How I wish that the world of commerce always made sense. Sometimes it seems to make very little.

Jack Mueller of Springfield is a head-scratching case in point. Jack attends mass each morning at St. Michael's Catholic Church in Annandale. Afterwards, he and some friends often go to breakfast at a nearby Big Boy restaurant.

One day in December, Jack decided he didn't want a whole cup of coffee. So he asked the waitress to sell him a half a cup of coffee rather than a whole cup.

The waitress refused, and the manager backed her up. "They said they couldn't do that," Jack writes. When he asked why, the manager replied, "Because that's the way coffee comes."

Big Boy gives free full-cup refills till the cows come home. But Big Boy won't give a customer the half cup of coffee he wants -- and is willing to pay for. Hmmmmmmmm.

Asked to comment, Leslie Schlags, a corporate relations supervisor for the Marriott Corp., said this:

"There's no way to measure exactly half a cup. If we gave him half a cup, then we'll get people who want two-thirds of a cup. It's important to maintain standards . . . .
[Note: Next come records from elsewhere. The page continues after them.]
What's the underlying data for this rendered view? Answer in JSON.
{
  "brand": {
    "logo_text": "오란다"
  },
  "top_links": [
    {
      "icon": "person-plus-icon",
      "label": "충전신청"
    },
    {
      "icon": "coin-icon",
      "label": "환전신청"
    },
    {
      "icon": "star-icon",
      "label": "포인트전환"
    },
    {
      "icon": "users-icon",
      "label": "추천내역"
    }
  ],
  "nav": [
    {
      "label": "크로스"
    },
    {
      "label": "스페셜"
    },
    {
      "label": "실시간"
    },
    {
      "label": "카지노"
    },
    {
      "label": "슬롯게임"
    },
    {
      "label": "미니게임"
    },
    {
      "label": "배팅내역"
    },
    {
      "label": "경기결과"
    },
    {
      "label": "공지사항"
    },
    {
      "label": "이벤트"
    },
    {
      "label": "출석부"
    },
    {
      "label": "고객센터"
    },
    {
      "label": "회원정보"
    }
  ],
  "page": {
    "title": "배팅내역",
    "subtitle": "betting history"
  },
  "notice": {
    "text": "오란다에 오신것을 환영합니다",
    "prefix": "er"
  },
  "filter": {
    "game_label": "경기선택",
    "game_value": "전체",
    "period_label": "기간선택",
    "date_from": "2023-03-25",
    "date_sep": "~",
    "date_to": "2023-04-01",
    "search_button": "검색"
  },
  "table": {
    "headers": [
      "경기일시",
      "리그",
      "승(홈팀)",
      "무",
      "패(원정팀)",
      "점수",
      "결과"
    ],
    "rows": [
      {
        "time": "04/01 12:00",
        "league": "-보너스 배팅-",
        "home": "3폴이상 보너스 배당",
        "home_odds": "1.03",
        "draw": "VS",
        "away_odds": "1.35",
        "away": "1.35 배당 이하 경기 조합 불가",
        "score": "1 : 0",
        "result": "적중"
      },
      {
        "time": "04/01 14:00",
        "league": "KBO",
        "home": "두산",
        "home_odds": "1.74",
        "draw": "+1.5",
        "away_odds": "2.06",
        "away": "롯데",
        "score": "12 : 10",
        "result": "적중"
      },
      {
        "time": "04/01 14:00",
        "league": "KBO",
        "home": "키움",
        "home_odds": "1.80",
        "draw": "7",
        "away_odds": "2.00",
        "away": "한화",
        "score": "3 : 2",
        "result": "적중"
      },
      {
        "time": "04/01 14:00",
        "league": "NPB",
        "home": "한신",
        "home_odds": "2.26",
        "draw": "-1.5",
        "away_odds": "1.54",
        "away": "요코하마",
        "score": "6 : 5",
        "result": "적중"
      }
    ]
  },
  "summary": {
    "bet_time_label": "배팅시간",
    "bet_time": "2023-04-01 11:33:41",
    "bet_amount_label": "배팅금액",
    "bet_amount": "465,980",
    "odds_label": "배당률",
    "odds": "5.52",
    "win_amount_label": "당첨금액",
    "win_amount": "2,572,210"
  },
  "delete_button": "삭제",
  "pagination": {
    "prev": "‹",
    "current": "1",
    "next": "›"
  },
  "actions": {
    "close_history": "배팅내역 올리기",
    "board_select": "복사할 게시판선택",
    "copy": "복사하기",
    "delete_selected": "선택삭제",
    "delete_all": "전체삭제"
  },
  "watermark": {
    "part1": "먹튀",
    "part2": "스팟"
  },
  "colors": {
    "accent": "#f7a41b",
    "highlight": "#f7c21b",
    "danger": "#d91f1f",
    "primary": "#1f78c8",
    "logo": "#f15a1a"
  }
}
"Marriott has always tried to be responsive to customer demand. But there's no good procedure in this case for being sure we don't gyp somebody. I don't want to say there are some things we can't do, but . . . .

"The best analogy I can give you is that you can't go into the grocery store and buy half an apple."

I greatly doubt that a customer is going to come to Big Boy with a set of calibrated test tubes to make sure he's getting every ounce of the half cup of coffee he has paid for.

And I don't see what's so awful about a guy asking for two-thirds of a cup. If you can measure two-thirds of a cup in your kitchen, you can certainly do it in a Big Boy restaurant.

But it's not just Big Boy that won't bend when the customer says bend. It's also an ice cream store in Rockville called Sweeterie.

Marion F. Wolff of Bethesda says she strolled in one day and asked for "the smallest amount of mocha ice cream." That was in case her Guilt Affliction Center was listening.

According to Marion, the clerk put one scoop of mocha into a cone. She was about to plop a second on top of the first when Marion said, "I just want a single scoop."

"Our singles are double scoops," Marion says the clerk replied.

"In that case," said Marion, "give me half a single." The clerk obliged. But she charged Marion the same as she would have charged for two scoops.

Owner Emily Bressler was puzzled by the story, because Sweeterie sells ice cream cones in 4-ounce and 7-ounce sizes, not by the scoop.

Is it possible a four-ounce mocha cone would consist of two scoops? "It depends on the scooper, and who's doing the scooping," Emily said. She added that she is "concerned about the confusion."

That makes three of us.

I trundled up to 17th and L streets NW the other night just as an ambulance was trying to go north on 17th, against the light.

The driver stopped before entering the intersection, just as "the book" says he should. He turned his siren and emergency lights on full blast. He even glared in the direction of the L Street traffic so that the drivers in the front rank would know he meant business.

Three cars went right through the intersection as if the ambulance weren't even there.

One of the three drivers even waved thanks to the ambulance for letting him pass.

How dangerous is this? Extremely. Who lives with this problem every day? All of us. But perhaps the most threatened collection of humanhood is the ambulance drivers and their families.

One member of that latter group is Sherri Stebbins of Alexandria. Her husband David is a paramedic for the Arlington County Fire Department. Sherri hears constantly from David about Siren Scofflaws. She asks that I tell the world the following:

"Those who still continue to show disregard for emergency vehicles could keep in mind that they may yet meet my husband. While he stands over them doing the job he does so well."

Thanks, Meredith G. Williams of Potomac, for this goodie.

A woman wrote into a Bridgewater, Mass., newspaper advice columnist about her 85-year-old father. Seems the old boy had been singing hymns and reading the Bible constantly. The woman was worried that her father was slipping mentally.

Wrote the advice-giver: "He is probably only studying for his final exam."